During the fetch training, observe your cat’s body language and reactions to the toy. If your cat appears hesitant or unsure about retrieving the toy, try using more enticing movements, such as wiggling the toy in front of them or tossing it with a slight bounce. Additionally, be mindful of your cat’s energy levels and interest in the game. Avoid pushing them beyond their comfort zone or forcing them to continue when they show signs of disinterest or fatigue.

Reinforce Positive Behavior with Treats and Praise

Positive reinforcement is a key component of successful fetch training. It helps your cat associate the desired behavior with a rewarding outcome. When your cat successfully retrieves the toy and brings it back to you, be sure to reward them with a treat, verbal praise, or affection, depending on their preferences. By consistently reinforcing their accomplishments, you strengthen the connection between the fetching action and the reward, making it more likely that your cat will continue to engage in the game.

It’s also important to be mindful of your timing when offering rewards. Aim to provide the treat or praise immediately after your cat has completed the desired action, such as picking up the toy or returning it to you. This will help your cat understand the specific behavior that is being rewarded and avoid confusion. Remember to be patient and encouraging throughout the training process, as cats can be sensitive to their owner’s emotions and reactions.

Be Patient and Adapt to Your Cat’s Progress

Some cats may take to the game quickly, while others may require more time and practice to understand the concept and develop their fetching skills.

If you notice that your cat is struggling or losing interest, consider modifying your approach to better suit their needs.

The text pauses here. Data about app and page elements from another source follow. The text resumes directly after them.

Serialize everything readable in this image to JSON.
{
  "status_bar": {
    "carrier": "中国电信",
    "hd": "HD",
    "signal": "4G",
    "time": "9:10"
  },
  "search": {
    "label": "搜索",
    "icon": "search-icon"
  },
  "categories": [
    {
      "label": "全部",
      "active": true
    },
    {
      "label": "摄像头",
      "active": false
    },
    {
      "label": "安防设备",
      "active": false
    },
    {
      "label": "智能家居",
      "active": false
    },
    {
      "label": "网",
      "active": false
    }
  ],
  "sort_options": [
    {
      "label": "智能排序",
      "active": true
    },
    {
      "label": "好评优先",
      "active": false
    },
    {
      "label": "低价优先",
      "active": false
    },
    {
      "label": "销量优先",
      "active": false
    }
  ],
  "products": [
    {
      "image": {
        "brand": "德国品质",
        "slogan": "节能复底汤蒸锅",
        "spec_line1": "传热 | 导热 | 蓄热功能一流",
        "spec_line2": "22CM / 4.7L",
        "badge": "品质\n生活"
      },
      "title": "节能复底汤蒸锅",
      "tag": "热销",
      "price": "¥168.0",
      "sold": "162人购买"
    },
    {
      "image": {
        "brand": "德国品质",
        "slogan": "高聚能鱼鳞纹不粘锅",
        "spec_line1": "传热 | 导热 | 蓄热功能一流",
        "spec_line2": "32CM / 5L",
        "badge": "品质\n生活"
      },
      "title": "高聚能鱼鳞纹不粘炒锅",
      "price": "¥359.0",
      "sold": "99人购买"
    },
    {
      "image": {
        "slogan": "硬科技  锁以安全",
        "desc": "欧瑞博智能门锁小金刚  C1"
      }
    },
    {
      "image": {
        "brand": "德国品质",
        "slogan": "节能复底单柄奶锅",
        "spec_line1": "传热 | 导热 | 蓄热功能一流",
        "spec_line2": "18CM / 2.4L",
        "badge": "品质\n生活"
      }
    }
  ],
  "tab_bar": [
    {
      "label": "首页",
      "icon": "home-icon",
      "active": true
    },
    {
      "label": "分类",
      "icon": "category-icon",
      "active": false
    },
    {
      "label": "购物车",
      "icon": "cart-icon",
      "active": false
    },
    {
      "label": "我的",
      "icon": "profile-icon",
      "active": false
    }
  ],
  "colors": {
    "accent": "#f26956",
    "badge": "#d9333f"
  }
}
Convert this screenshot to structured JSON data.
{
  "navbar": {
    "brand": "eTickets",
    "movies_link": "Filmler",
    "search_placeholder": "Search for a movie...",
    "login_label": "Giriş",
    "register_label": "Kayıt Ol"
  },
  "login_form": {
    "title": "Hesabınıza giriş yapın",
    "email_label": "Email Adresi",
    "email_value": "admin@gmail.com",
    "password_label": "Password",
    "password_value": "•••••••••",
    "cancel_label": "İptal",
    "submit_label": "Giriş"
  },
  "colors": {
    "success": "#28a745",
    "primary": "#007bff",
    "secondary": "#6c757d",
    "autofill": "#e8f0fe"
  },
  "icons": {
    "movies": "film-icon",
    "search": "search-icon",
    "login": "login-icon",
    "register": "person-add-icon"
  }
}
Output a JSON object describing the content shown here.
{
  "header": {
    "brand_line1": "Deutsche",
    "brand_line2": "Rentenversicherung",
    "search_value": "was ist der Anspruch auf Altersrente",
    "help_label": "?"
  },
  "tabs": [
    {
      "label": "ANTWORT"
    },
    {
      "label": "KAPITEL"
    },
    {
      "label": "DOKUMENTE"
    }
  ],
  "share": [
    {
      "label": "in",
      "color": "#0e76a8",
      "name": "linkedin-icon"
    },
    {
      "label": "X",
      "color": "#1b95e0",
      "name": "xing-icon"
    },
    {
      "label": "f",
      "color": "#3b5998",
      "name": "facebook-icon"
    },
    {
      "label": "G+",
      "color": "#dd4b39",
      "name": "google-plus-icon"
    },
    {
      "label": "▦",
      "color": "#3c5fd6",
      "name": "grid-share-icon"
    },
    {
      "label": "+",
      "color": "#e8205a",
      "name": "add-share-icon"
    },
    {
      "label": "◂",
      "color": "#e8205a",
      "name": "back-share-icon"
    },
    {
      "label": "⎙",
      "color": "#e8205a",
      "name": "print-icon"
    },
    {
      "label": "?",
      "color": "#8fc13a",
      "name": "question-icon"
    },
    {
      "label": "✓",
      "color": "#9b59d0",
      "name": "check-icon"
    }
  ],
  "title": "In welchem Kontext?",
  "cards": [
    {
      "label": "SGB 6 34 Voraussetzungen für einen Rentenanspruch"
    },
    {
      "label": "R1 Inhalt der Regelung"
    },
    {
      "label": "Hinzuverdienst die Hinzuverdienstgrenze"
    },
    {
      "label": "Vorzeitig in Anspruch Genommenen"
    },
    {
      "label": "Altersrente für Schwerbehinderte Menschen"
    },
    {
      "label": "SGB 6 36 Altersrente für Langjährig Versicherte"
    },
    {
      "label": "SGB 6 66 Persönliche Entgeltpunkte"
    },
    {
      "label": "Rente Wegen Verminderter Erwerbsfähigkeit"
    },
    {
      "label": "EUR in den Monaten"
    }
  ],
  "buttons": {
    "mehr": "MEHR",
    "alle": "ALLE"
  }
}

This might involve shortening the training sessions, using different rewards, or adjusting the difficulty of the throws. Always keep in mind that the goal is to create a positive and engaging experience for your cat, so be prepared to adapt and remain patient throughout the learning process.

Celebrate your cat’s achievements, no matter how small, and remember that consistency and persistence will eventually lead to a successful fetch training experience. Embrace the journey as an opportunity to bond with your cat and enjoy the shared activity, regardless of the time it takes for them to master the game.